Developers Manual 1.20

3. Querying

3.3 Refining and Expanding a Query

Occassionally you may need to progresively refine an instancesOf: collection, without actually requiring the member objects of that collection to be in memory. This may be due to the structure of your user interface, or possibly to avoid one large enumeration block containing many separate conditions &'d together. Refining a query in this way can be done easily and efficiently using the method satisfying:

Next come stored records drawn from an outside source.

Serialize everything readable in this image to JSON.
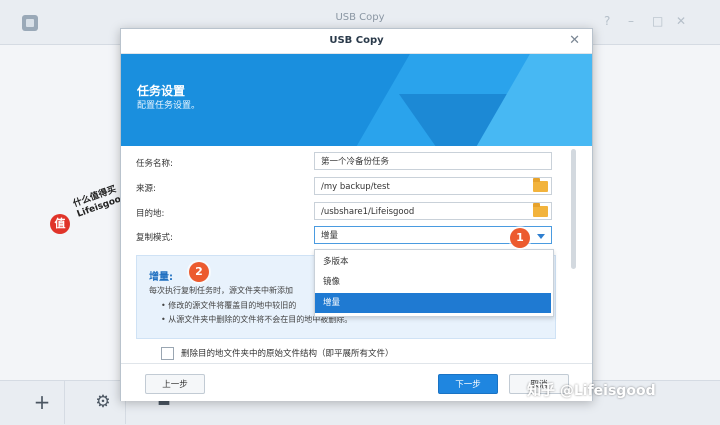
{
  "background_app": {
    "title": "USB Copy",
    "window_controls": [
      "?",
      "–",
      "□",
      "✕"
    ],
    "toolbar_buttons": [
      {
        "icon": "plus-icon",
        "glyph": "+"
      },
      {
        "icon": "gear-icon",
        "glyph": "⚙"
      },
      {
        "icon": "log-icon",
        "glyph": "▬"
      }
    ]
  },
  "watermark": {
    "logo_char": "值",
    "line1": "什么值得买",
    "line2": "Lifeisgood",
    "corner": "知乎 @Lifeisgood"
  },
  "dialog": {
    "title": "USB Copy",
    "close_glyph": "✕",
    "banner": {
      "title": "任务设置",
      "subtitle": "配置任务设置。"
    },
    "form": {
      "task_name": {
        "label": "任务名称:",
        "value": "第一个冷备份任务"
      },
      "source": {
        "label": "来源:",
        "value": "/my backup/test"
      },
      "destination": {
        "label": "目的地:",
        "value": "/usbshare1/Lifeisgood"
      },
      "copy_mode": {
        "label": "复制模式:",
        "value": "增量",
        "options": [
          "多版本",
          "镜像",
          "增量"
        ],
        "selected_index": 2
      }
    },
    "info": {
      "title": "增量:",
      "line1": "每次执行复制任务时，源文件夹中新添加",
      "bullet1": "修改的源文件将覆盖目的地中较旧的",
      "bullet2": "从源文件夹中删除的文件将不会在目的地中被删除。"
    },
    "flatten_option": {
      "label": "删除目的地文件夹中的原始文件结构（即平展所有文件）",
      "checked": false
    },
    "buttons": {
      "prev": "上一步",
      "next": "下一步",
      "cancel": "取消"
    }
  },
  "annotations": {
    "badge1": "1",
    "badge2": "2"
  },
  "colors": {
    "accent": "#1f7ad2",
    "banner": "#1a8fde",
    "badge": "#ec5b2f"
  }
}
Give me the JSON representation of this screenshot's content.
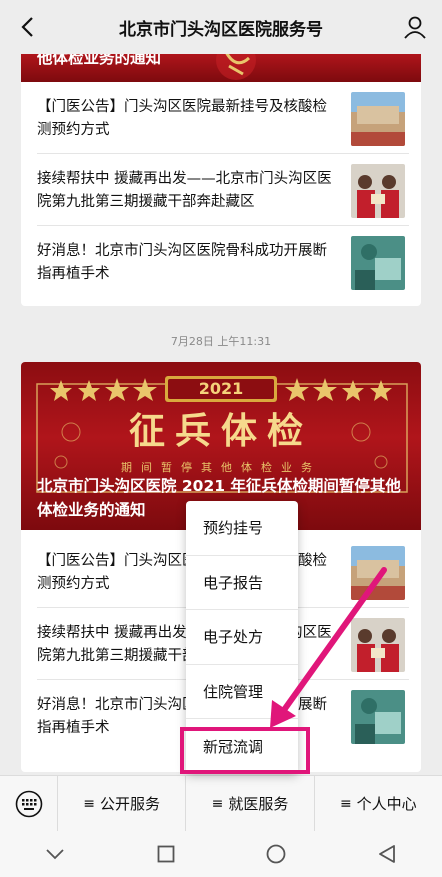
{
  "header": {
    "title": "北京市门头沟区医院服务号"
  },
  "card1": {
    "banner_title": "他体检业务的通知",
    "items": [
      {
        "text": "【门医公告】门头沟区医院最新挂号及核酸检测预约方式"
      },
      {
        "text": "接续帮扶中 援藏再出发——北京市门头沟区医院第九批第三期援藏干部奔赴藏区"
      },
      {
        "text": "好消息！北京市门头沟区医院骨科成功开展断指再植手术"
      }
    ]
  },
  "timestamp": "7月28日 上午11:31",
  "card2": {
    "banner_year": "2021",
    "banner_headline": "征兵体检",
    "banner_subline": "期间暂停其他体检业务",
    "banner_title": "北京市门头沟区医院 2021 年征兵体检期间暂停其他体检业务的通知",
    "items": [
      {
        "text": "【门医公告】门头沟区医院最新挂号及核酸检测预约方式"
      },
      {
        "text": "接续帮扶中 援藏再出发——北京市门头沟区医院第九批第三期援藏干部奔赴藏区"
      },
      {
        "text": "好消息！北京市门头沟区医院骨科成功开展断指再植手术"
      }
    ]
  },
  "popup_menu": {
    "items": [
      "预约挂号",
      "电子报告",
      "电子处方",
      "住院管理",
      "新冠流调"
    ]
  },
  "bottom_menu": {
    "items": [
      "公开服务",
      "就医服务",
      "个人中心"
    ]
  },
  "icons": {
    "back": "back-arrow-icon",
    "user": "user-icon",
    "keyboard": "keyboard-icon",
    "nav": [
      "nav-back-down-icon",
      "nav-recents-icon",
      "nav-home-icon",
      "nav-back-icon"
    ]
  },
  "colors": {
    "highlight": "#e0167a",
    "banner_red": "#a8141a",
    "gold": "#e9c56b"
  }
}
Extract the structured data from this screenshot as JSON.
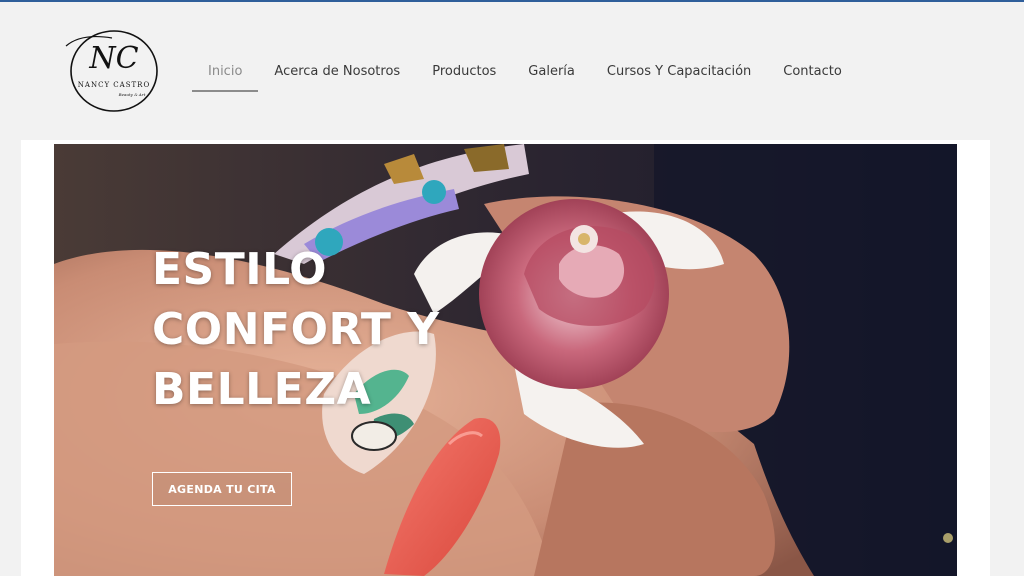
{
  "brand": {
    "monogram": "NC",
    "name": "NANCY CASTRO",
    "tagline": "Beauty & Art"
  },
  "nav": {
    "items": [
      {
        "label": "Inicio",
        "active": true
      },
      {
        "label": "Acerca de Nosotros"
      },
      {
        "label": "Productos"
      },
      {
        "label": "Galería"
      },
      {
        "label": "Cursos Y Capacitación"
      },
      {
        "label": "Contacto"
      }
    ]
  },
  "hero": {
    "title_lines": [
      "ESTILO",
      "CONFORT Y",
      "BELLEZA"
    ],
    "cta_label": "AGENDA TU CITA"
  },
  "colors": {
    "top_line": "#2f5f9b",
    "header_bg": "#f2f2f2",
    "active_underline": "#8c8c8c"
  }
}
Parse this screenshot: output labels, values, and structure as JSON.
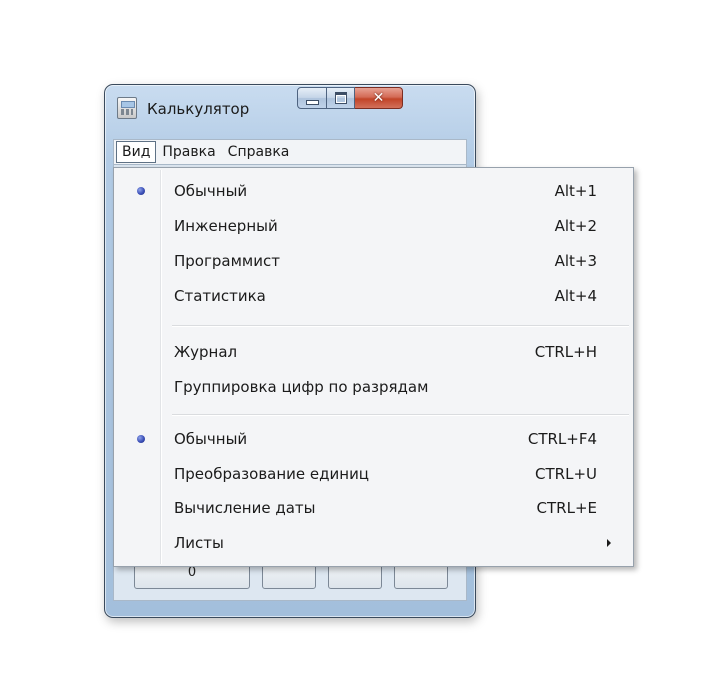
{
  "window": {
    "title": "Калькулятор",
    "close_glyph": "✕"
  },
  "menubar": {
    "items": [
      "Вид",
      "Правка",
      "Справка"
    ]
  },
  "client": {
    "visible_button_label": "0"
  },
  "dropdown": {
    "items": [
      {
        "label": "Обычный",
        "shortcut": "Alt+1",
        "checked": true
      },
      {
        "label": "Инженерный",
        "shortcut": "Alt+2",
        "checked": false
      },
      {
        "label": "Программист",
        "shortcut": "Alt+3",
        "checked": false
      },
      {
        "label": "Статистика",
        "shortcut": "Alt+4",
        "checked": false
      },
      {
        "label": "Журнал",
        "shortcut": "CTRL+H",
        "checked": false
      },
      {
        "label": "Группировка цифр по разрядам",
        "shortcut": "",
        "checked": false
      },
      {
        "label": "Обычный",
        "shortcut": "CTRL+F4",
        "checked": true
      },
      {
        "label": "Преобразование единиц",
        "shortcut": "CTRL+U",
        "checked": false
      },
      {
        "label": "Вычисление даты",
        "shortcut": "CTRL+E",
        "checked": false
      },
      {
        "label": "Листы",
        "shortcut": "",
        "checked": false,
        "submenu": true
      }
    ]
  },
  "colors": {
    "frame": "#a9c3de",
    "menu_bg": "#f4f5f7",
    "close_button": "#c24428",
    "bullet": "#3b4fb8"
  }
}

satisfying: performs in a similar way to select:. However, instead of returning a Collection of objects matching the discriminator block (which would entail fetching all those objects from the database), satisfying: returns another instancesOf: collection. You may then select:, reject: etc. against this block, or alternatively refine the collection further with a second (third, fourth…) satisfying: message. Example:

allSmiths := (aReStore instancesOf: Person) satisfying: [ :each | each surname = 'Smith'].

allJohnSmiths := allSmiths satisfying: [ :each | each firstName = 'John'].

specificJohnSmith := allJohnSmiths detect: [ :each | each dateOfBirth = aDate]

The important point to grasp is that no querying against the database is done by satisfying: - this makes it very efficient. In the above example, if select: were used instead of satisfying:, then possibly several thousand Person instances would have been fetched from the database by the surname part of the query. Most of these would be discarded as the query was refined – this would make the whole process very inefficient. By using satisfying:, however, there is no interaction with the database until the final detect:, upon which only one Person object is fetched from the database (assuming a single match is found).

For a good example of the use of satisfying: within a user interface, see FindCustomerShell>>findCustomer within the Entertainment Shop example application. 


It was noted earlier that hierarchies of classes which share a single table allow queries against a superclass to also return instances of subclasses. Sometimes this is not the desired effect; in this case a new instancesOf: collection, specifically excluding the subclasses, can be obtained by using the message withoutInheritance. As an example, in the Entertainment Shop application, class DVDVideo inherits from VHSVideo

(aReStore instancesOf: VHSVideo) select: [ :each | ...]

...would query for instances of VHSVideo and DVDVideo. To restrict this to just instances of VHSVideo, you could say:

(aReStore instancesOf: VHSVideo) withoutInheritance select: [ :each | ...]  


Sometimes, it is convenient or necessary to expand an instancesOf: collection to encompass more elements. Again, this can be due to the structure of a user interface, or to avoid a single enumeration block with multiple conditions |'d (or'd) together.

This can be accomplished easily by 'adding' together two or more instancesOf: collections using the standard addition method addAll:. For example, to find all Persons named 'Smith' or 'Jones': 

persons := (aReStore instancesOf: Person) satisfying: [ :each | each surname = 'Smith'].

persons addAll:
        ((aReStore instancesOf: Person) satisfying: [ :each | each surname = 'Jones']).

There are a couple of points to note with the use of addAll:. Firstly, addAll: behaves like a regular Collection addition method in that it returns the message argument, not the receiver. Secondly, you may only add together instancesOf: collections based on the same model class (or an inherited class sharing the same table).

An example of the use of addAll: can be seen in the Entertainment Shop example application - see StockItemFinder>>findItems.

3. Querying

© 2000-2003 Solutions Software Ltd.

Home | Index | Next